[Stored items from a collection]
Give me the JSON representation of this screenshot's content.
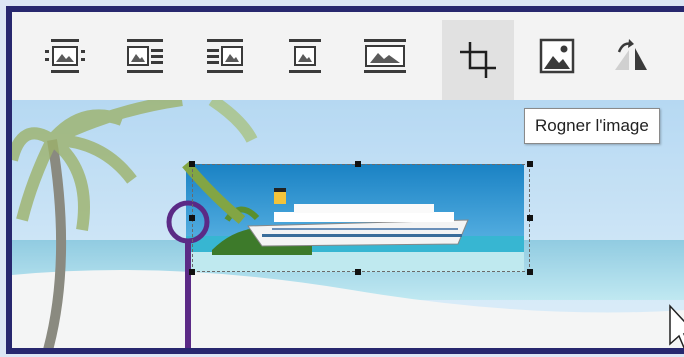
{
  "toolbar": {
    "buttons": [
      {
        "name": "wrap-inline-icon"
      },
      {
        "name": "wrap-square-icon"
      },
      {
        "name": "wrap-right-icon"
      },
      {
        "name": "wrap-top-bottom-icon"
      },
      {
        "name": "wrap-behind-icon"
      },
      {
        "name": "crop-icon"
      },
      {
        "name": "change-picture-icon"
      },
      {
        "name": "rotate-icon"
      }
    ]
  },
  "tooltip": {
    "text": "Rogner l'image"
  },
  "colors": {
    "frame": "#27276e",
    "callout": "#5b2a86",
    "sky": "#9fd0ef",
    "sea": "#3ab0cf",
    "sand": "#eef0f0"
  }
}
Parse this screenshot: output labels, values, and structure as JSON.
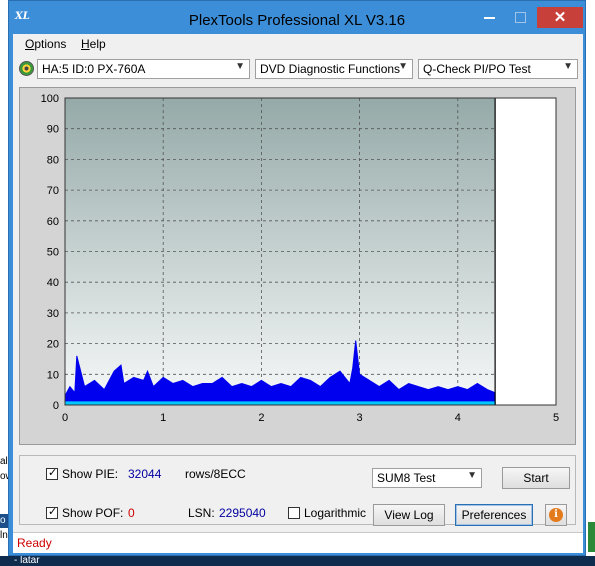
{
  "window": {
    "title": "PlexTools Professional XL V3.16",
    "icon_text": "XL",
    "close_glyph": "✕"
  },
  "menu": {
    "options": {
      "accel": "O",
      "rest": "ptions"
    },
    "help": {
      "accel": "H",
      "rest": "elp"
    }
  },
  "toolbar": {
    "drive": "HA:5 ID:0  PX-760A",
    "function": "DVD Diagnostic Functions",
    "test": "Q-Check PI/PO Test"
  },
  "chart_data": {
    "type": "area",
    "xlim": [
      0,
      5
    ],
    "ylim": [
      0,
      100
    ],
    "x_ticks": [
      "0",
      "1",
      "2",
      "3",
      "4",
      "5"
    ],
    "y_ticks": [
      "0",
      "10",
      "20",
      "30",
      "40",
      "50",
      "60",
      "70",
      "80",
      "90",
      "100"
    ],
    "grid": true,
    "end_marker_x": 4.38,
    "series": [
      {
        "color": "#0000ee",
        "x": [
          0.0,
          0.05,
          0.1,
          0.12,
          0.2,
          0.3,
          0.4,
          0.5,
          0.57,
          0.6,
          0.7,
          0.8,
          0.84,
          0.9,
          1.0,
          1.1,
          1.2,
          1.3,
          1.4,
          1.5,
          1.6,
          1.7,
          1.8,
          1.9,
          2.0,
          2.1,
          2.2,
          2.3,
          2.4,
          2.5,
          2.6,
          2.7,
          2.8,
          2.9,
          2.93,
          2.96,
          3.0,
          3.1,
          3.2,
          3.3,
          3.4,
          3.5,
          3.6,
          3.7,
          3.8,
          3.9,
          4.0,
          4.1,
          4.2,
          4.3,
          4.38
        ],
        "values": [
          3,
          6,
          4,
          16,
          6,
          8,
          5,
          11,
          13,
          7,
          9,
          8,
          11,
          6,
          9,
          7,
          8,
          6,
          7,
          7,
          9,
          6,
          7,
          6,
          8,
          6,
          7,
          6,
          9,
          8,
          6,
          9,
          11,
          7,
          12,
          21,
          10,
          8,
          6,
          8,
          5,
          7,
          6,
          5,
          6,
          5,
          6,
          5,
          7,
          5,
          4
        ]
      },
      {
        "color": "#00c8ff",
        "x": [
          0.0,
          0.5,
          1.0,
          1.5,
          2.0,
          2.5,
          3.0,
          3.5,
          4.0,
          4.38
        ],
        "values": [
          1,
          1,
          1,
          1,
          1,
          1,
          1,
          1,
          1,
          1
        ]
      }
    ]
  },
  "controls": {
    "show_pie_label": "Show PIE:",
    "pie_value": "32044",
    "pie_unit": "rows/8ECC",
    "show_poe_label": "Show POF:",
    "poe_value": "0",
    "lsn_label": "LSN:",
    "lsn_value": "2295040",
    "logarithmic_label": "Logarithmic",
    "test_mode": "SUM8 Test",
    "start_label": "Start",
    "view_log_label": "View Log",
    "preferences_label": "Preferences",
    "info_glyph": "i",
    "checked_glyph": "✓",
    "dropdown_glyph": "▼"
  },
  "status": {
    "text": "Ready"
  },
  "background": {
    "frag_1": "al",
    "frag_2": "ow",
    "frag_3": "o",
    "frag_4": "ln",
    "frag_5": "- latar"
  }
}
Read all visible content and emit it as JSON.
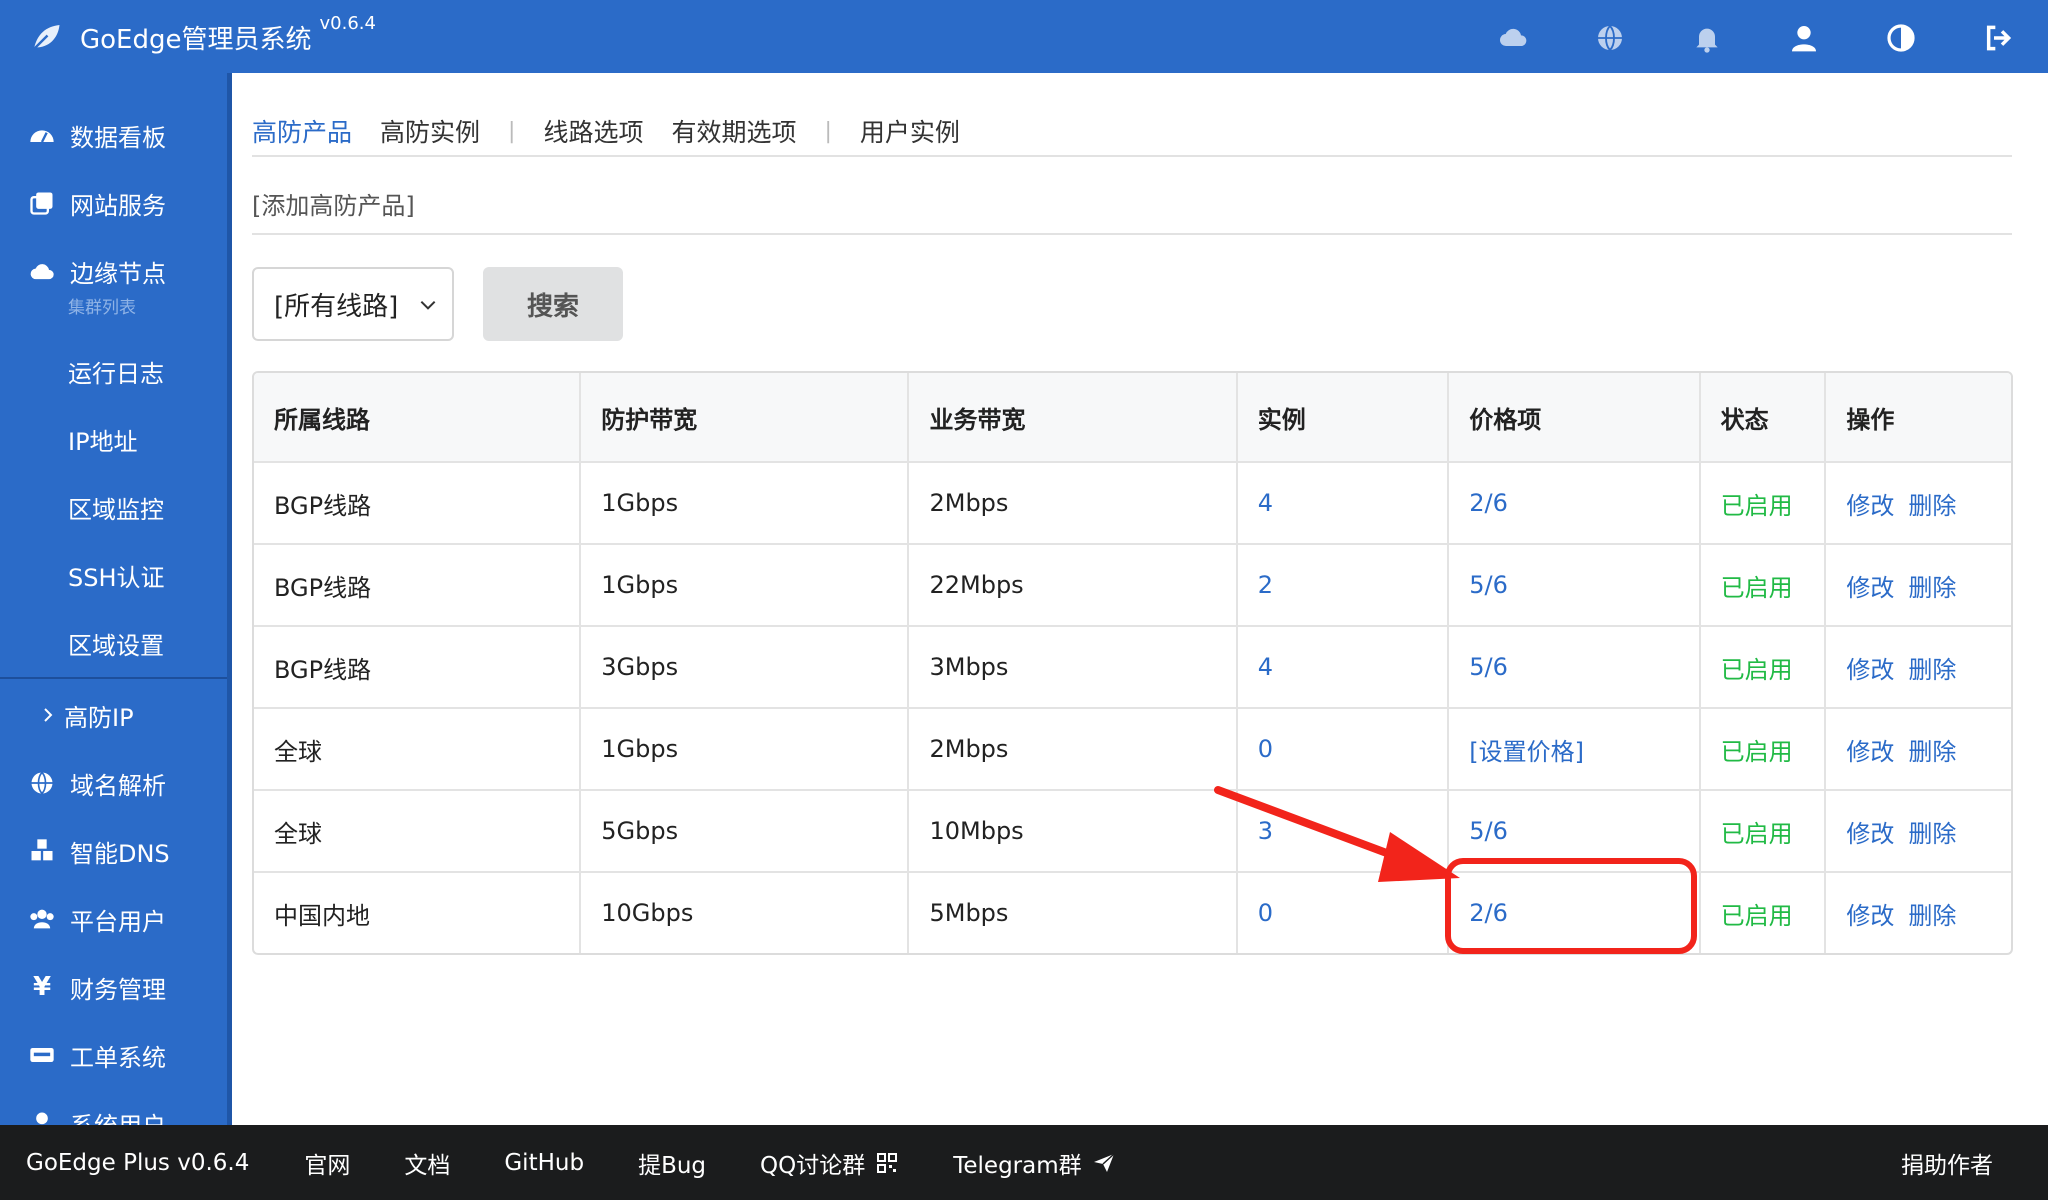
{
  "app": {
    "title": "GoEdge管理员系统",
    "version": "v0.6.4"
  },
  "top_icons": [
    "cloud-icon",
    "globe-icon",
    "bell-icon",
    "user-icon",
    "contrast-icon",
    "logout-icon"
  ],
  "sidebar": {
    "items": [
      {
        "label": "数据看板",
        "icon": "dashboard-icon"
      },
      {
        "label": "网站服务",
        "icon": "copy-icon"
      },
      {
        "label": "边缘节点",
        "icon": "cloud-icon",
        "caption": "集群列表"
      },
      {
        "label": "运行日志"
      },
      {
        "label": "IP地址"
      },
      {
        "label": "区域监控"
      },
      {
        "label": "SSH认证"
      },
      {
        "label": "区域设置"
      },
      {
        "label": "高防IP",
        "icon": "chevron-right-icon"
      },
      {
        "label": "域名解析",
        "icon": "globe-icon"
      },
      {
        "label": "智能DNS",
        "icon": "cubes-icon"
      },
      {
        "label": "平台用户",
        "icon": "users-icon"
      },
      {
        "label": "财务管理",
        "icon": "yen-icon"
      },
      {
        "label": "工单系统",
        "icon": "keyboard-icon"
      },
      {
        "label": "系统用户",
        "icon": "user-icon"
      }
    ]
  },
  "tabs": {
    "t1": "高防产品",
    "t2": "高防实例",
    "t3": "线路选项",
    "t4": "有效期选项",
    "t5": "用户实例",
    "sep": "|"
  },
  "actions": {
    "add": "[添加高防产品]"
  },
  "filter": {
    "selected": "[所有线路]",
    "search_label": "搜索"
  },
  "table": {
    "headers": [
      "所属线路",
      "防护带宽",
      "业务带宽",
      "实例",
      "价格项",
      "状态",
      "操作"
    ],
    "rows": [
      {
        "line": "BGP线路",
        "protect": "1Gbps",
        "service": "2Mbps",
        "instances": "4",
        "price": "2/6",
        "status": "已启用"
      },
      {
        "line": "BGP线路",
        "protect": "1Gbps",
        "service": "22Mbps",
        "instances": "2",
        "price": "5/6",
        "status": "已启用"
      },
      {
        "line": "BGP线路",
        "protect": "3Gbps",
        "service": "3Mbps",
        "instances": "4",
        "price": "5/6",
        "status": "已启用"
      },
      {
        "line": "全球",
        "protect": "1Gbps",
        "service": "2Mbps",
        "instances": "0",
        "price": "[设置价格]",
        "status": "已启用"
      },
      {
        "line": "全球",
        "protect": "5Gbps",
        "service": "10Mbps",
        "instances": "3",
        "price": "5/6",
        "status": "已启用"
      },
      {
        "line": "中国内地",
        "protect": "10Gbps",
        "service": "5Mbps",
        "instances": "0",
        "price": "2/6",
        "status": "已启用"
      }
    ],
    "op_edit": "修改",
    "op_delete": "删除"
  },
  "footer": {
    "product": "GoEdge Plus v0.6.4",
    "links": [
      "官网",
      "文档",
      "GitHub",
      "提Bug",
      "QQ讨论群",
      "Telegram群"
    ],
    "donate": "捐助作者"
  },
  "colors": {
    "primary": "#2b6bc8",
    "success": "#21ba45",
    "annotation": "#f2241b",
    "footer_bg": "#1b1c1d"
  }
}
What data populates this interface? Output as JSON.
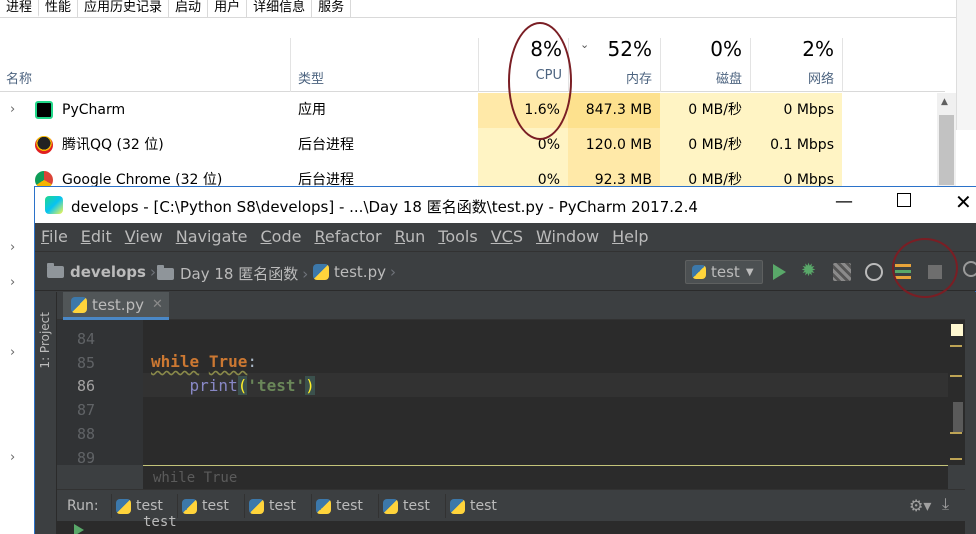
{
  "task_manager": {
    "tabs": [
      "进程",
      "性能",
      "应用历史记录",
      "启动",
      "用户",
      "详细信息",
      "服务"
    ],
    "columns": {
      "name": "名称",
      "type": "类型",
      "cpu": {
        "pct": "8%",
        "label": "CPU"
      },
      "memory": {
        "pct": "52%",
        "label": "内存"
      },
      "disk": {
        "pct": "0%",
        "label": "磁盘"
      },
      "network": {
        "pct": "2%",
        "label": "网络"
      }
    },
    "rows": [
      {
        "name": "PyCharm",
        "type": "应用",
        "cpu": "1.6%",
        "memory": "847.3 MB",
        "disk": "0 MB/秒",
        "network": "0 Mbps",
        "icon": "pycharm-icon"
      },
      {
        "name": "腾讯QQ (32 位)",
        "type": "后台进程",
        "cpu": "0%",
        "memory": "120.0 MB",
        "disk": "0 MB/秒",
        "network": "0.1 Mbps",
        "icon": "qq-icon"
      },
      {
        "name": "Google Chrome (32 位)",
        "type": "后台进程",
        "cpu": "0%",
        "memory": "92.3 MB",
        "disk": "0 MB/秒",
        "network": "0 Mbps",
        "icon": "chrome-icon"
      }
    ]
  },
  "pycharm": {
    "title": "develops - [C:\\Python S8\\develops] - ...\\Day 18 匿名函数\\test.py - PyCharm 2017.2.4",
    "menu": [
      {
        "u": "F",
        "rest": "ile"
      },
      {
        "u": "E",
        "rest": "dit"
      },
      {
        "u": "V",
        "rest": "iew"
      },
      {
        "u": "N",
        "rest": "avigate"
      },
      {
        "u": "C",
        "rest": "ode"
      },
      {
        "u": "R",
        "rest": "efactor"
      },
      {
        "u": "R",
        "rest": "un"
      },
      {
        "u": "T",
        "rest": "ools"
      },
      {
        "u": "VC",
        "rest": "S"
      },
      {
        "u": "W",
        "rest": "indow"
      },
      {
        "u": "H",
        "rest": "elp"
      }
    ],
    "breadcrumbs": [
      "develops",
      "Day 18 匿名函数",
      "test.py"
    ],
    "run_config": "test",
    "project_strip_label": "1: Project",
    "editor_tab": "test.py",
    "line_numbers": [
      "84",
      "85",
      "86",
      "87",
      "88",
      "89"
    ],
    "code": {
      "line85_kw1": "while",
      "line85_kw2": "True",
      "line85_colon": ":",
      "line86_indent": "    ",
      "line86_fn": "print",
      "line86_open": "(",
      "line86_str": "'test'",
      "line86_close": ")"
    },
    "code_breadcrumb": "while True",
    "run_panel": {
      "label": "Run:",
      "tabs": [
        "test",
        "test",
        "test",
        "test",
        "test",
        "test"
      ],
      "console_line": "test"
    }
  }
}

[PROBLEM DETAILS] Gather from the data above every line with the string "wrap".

[WRITTEN ANSWER]
        "name": "wrap-inline-icon"
        "name": "wrap-square-icon"
        "name": "wrap-right-icon"
        "name": "wrap-top-bottom-icon"
        "name": "wrap-behind-icon"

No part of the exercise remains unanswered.